It is at a stirring period of French history, abounding in horrors and bloodshed, and in plots and intrigues, that M. Alexandre Dumas commences 'Marguerite de Valois.' Beginning with the marriage of Henry and Margaret, he narrates, in his spirited and attractive style, various episodes, real and imaginary, of the great massacre, from the first fury of which Henry himself, doomed to death by the remorseless Catherine de Medicis, was only saved by his own caution, by the indecision of Charles IX., and the energy of Margaret of Valois. (Translated 1900)
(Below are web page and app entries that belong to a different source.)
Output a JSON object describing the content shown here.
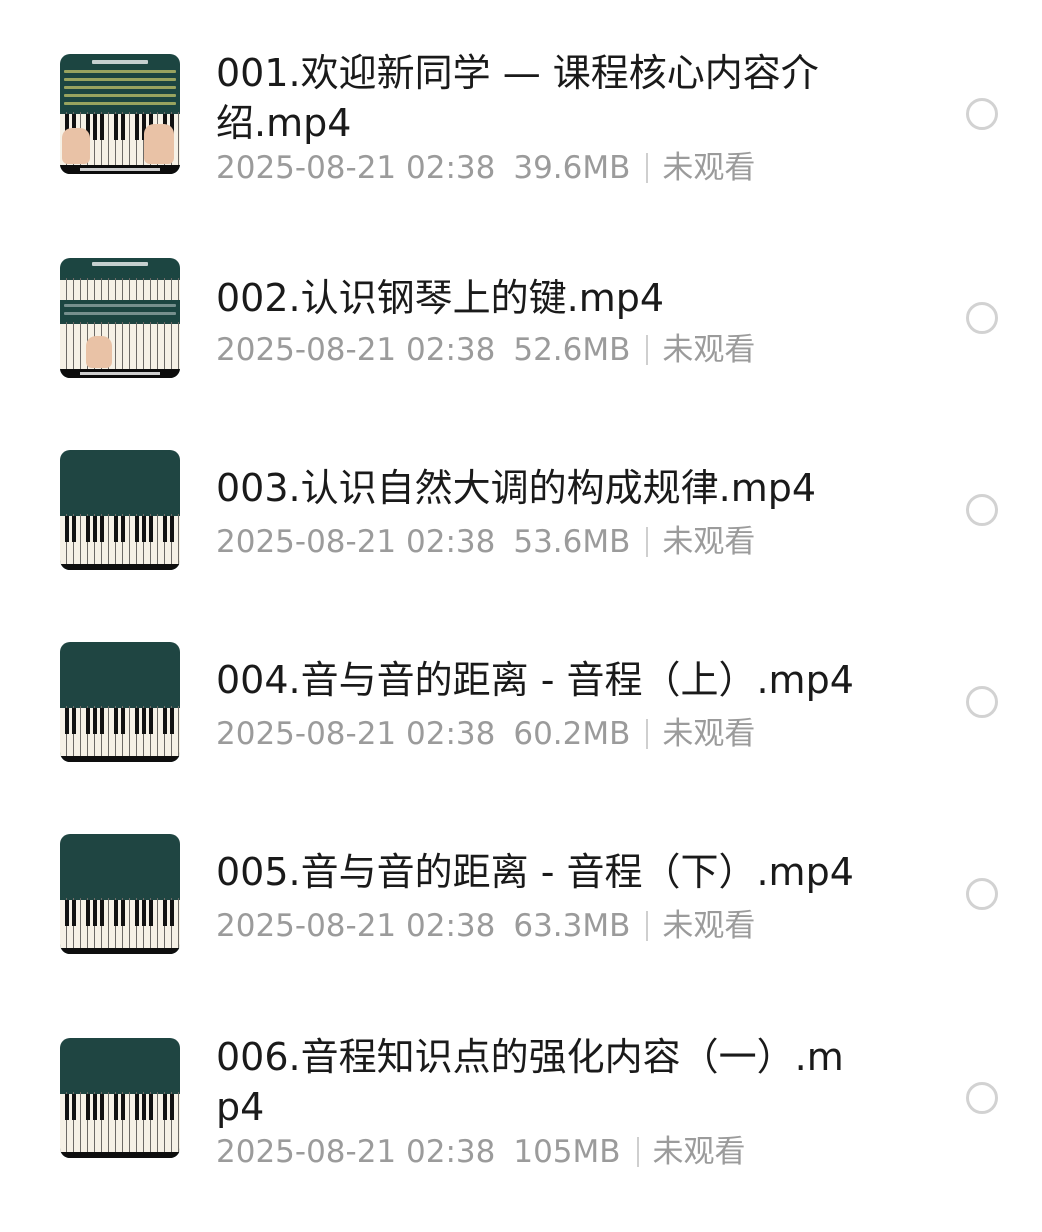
{
  "items": [
    {
      "title": "001.欢迎新同学 — 课程核心内容介绍.mp4",
      "date": "2025-08-21 02:38",
      "size": "39.6MB",
      "status": "未观看"
    },
    {
      "title": "002.认识钢琴上的键.mp4",
      "date": "2025-08-21 02:38",
      "size": "52.6MB",
      "status": "未观看"
    },
    {
      "title": "003.认识自然大调的构成规律.mp4",
      "date": "2025-08-21 02:38",
      "size": "53.6MB",
      "status": "未观看"
    },
    {
      "title": "004.音与音的距离 - 音程（上）.mp4",
      "date": "2025-08-21 02:38",
      "size": "60.2MB",
      "status": "未观看"
    },
    {
      "title": "005.音与音的距离 - 音程（下）.mp4",
      "date": "2025-08-21 02:38",
      "size": "63.3MB",
      "status": "未观看"
    },
    {
      "title": "006.音程知识点的强化内容（一）.mp4",
      "date": "2025-08-21 02:38",
      "size": "105MB",
      "status": "未观看"
    }
  ],
  "colors": {
    "thumb_bg": "#1f4542",
    "meta_text": "#9b9b9b",
    "title_text": "#1a1a1a",
    "radio_border": "#d2d2d2"
  },
  "icons": {
    "thumbnail": "piano-video-thumbnail",
    "select": "radio-unchecked-icon"
  }
}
Assuredly never was any welcome, however flattering, more richly deserved than that which the new Queen of Navarre was at this moment receiving. Marguerite at this period was scarcely twenty, and she was already the object of all the poets' eulogies, some of whom compared her to Aurora, others to Cytherea; she was, in truth, a beauty without rival in that court in which Catharine de Médicis had assembled the loveliest women she could find, to make of them her sirens.
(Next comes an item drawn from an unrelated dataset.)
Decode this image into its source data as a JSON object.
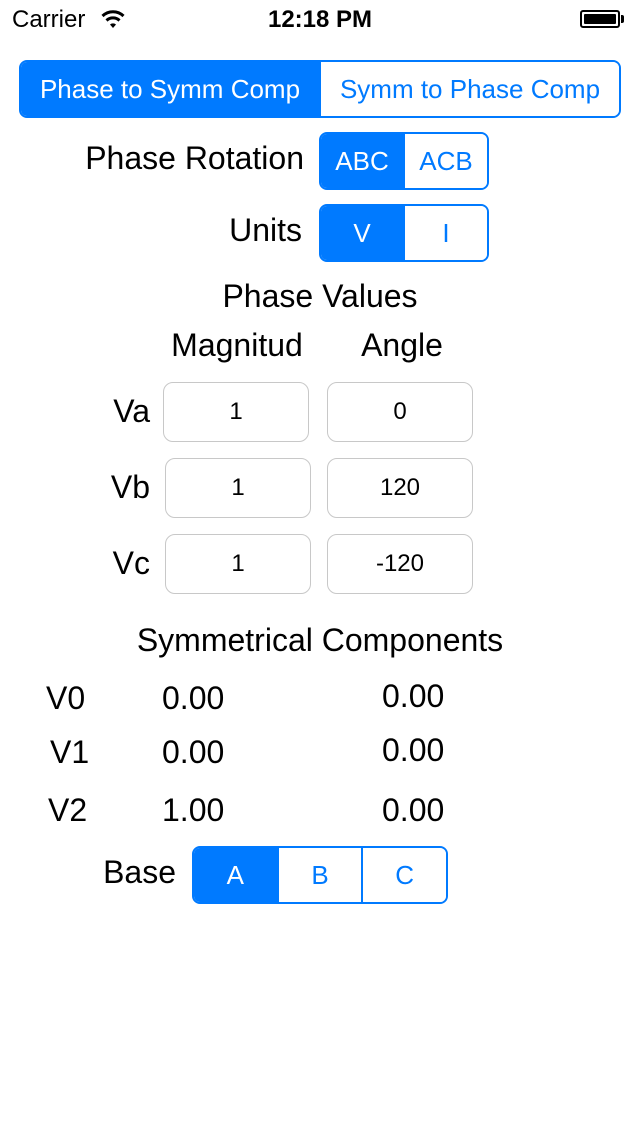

Marguerite had black hair and a brilliant complexion; a voluptuous eye, veiled by long lashes; delicate coral lips; a slender neck; a graceful, opulent figure, and concealed in a satin slipper a tiny foot. The French, who possessed her, were proud to see such a lovely flower flourishing in their soil, and foreigners who passed through France returned home dazzled with her beauty if they had but seen her, and amazed at her knowledge if they had discoursed with her; for Marguerite was not only the loveliest, she was also the